General Prayuth Chan-ocha said he was aware of the criticism that the NLA was not democratically set up and that different groups in society were not equally represented. However, he said, the focus should be more on the end result of achieving national reform.
“In addition to the factors of knowledge, ability, confidence and trust, it is necessary to focus on effectiveness, unity and the ability to respond to the NLA’s main mission, which is achieving national reform within the short-term period of one year,” Prayuth said.
Speaking on his weekly “Returning Happiness to People in the Country” TV show, he added that with the formation of a new government, there would be “temporary Thai-style democracy”. His weekly programme is broadcast every Friday night.
Of the 200 NLA members, 105 are military officers, 66 of whom are active, and 10 members hail from the police force. The remaining 85 members are former senators, university rectors and businesspeople.
His Majesty endorsed the list of NLA members on Thursday night.
The National Council for Peace and Order (NCPO) chief said that members of the soon-to-be created interim cabinet and National Reform Council would also be selected.

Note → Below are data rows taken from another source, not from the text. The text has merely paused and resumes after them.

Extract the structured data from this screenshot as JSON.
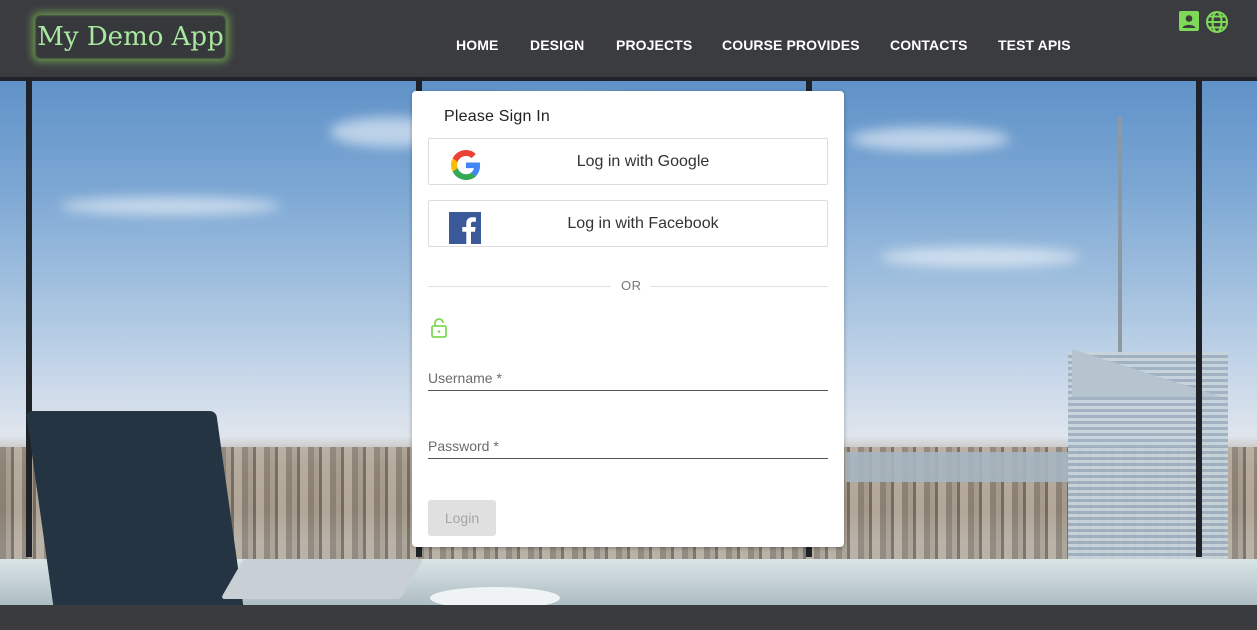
{
  "app": {
    "logo_text": "My Demo App"
  },
  "nav": {
    "items": [
      {
        "label": "HOME"
      },
      {
        "label": "DESIGN"
      },
      {
        "label": "PROJECTS"
      },
      {
        "label": "COURSE PROVIDES"
      },
      {
        "label": "CONTACTS"
      },
      {
        "label": "TEST APIS"
      }
    ]
  },
  "header_icons": [
    "account-box-icon",
    "globe-icon"
  ],
  "signin": {
    "title": "Please Sign In",
    "google_label": "Log in with Google",
    "facebook_label": "Log in with Facebook",
    "or_text": "OR",
    "username_label": "Username *",
    "password_label": "Password *",
    "username_value": "",
    "password_value": "",
    "login_label": "Login"
  },
  "colors": {
    "accent_green": "#7ed957",
    "header_bg": "#3b3c40",
    "logo_text": "#a9e8a0",
    "facebook_blue": "#3b5998",
    "login_disabled_bg": "#e0e0e0"
  }
}
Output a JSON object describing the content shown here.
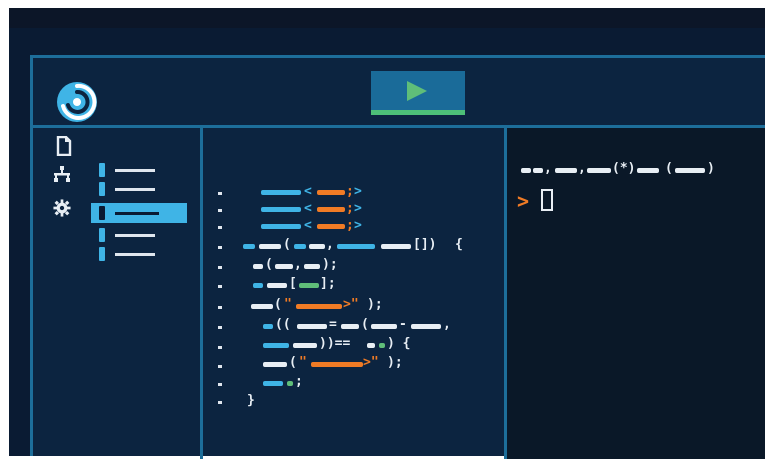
{
  "app": {
    "name": ""
  },
  "toolbar": {
    "run_icon": "play-icon",
    "logo_icon": "swirl-logo-icon"
  },
  "sidebar": {
    "icons": [
      "file-icon",
      "hierarchy-icon",
      "gear-icon"
    ],
    "tree_items": [
      {
        "active": false
      },
      {
        "active": false
      },
      {
        "active": true
      },
      {
        "active": false
      },
      {
        "active": false
      }
    ]
  },
  "editor": {
    "line_count": 12,
    "brace_open": "{",
    "brace_close": "}"
  },
  "terminal": {
    "prompt": ">"
  },
  "colors": {
    "background": "#0a1b33",
    "panel": "#0c2440",
    "border": "#1d6e9a",
    "accent_blue": "#3fb4e6",
    "accent_orange": "#f07b25",
    "accent_green": "#5fbe79",
    "text": "#e8eef4"
  }
}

“They will both consist of military officials, civil servants and people who support us. Please pay attention to how they could help the nation,” he said.
Separately, Senate secretary-general Norarat Pimsen said yesterday that her office would look into reports that General Thawatchai Samutsakorn may not qualify for NLA membership, because he was previously a member of the Chart Pattana Party.
Aziz Phitakkumpon, the Chularatchamontri or Sheikhul Islam of Thailand, has also chosen not to take up the offer to be an NLA member, a close aide said. Aziz will write to the junta chief explaining that his role as Muslim spiritual leader in Thailand is the highest he ever wanted, and prefers not to accept any other position.
Meanwhile, the Association of Organisations Protecting the Thai Constitution pointed out in a statement that the fact that military and police officers made up to 56 per cent of the NLA went against the interim charter’s Article 7.
The group, led by activist Srisuwan Janya, said the appointment of NLA members should also take into consideration knowledge and experience as well as ensure they come from different sectors, which may help in the assembly’s performance.
The group said it would on Monday file a petition with the Office of the Ombudsman, asking for a Constitutional Court ruling on whether the NLA’s composition is constitutional. It will also seek a court order telling the NLA members to suspend their duties pending final judgement.
Democrat Party leader Abhisit Vejjajiva said yesterday that the NLA’s composition was not surprising, as the NCPO needed lawmakers who would follow its policies.
Prachak Kongkirati, a Thammasat University political scientist, said criticism was inevitable as the NLA members had not been elected – a fact that was no different from previous post-coup legislatures. He added that it required mass-media scrutiny to ensure transparency.
Political scientist Assadang Panikabutr called on NLA members to focus on national interest rather than personal benefit.
Chaiyan Chaiyaporn, a political-science lecturer at Chulalongkorn University, urged the NLA to heed public opinion as much as possible before making any decisions.
On its first day yesterday, 34 of the 200 NLA members reported to work at Parliament. NLA members have until Tuesday to report for work before the assembly convenes for the first time on August 7.
Pornpetch Wichitcholchai, legal adviser to the junta chief, is tipped to be chosen as NLA president.
The NLA includes several figures seen as being against of the “anti-Thaksin regime”. They include former National Anti-Corruption Commission secretary-general Klanarong Chanthick, and former senators such as Surachai Liangboon-lertchai, Somchai Sawaengkarn, General Somjetn Boonthanom; Tuang Untachaiand; and Jetn Sirataranond.
The only figure who is on Thaksin’s side is a former permanent secretary for Defence, General Nipat Thonglek.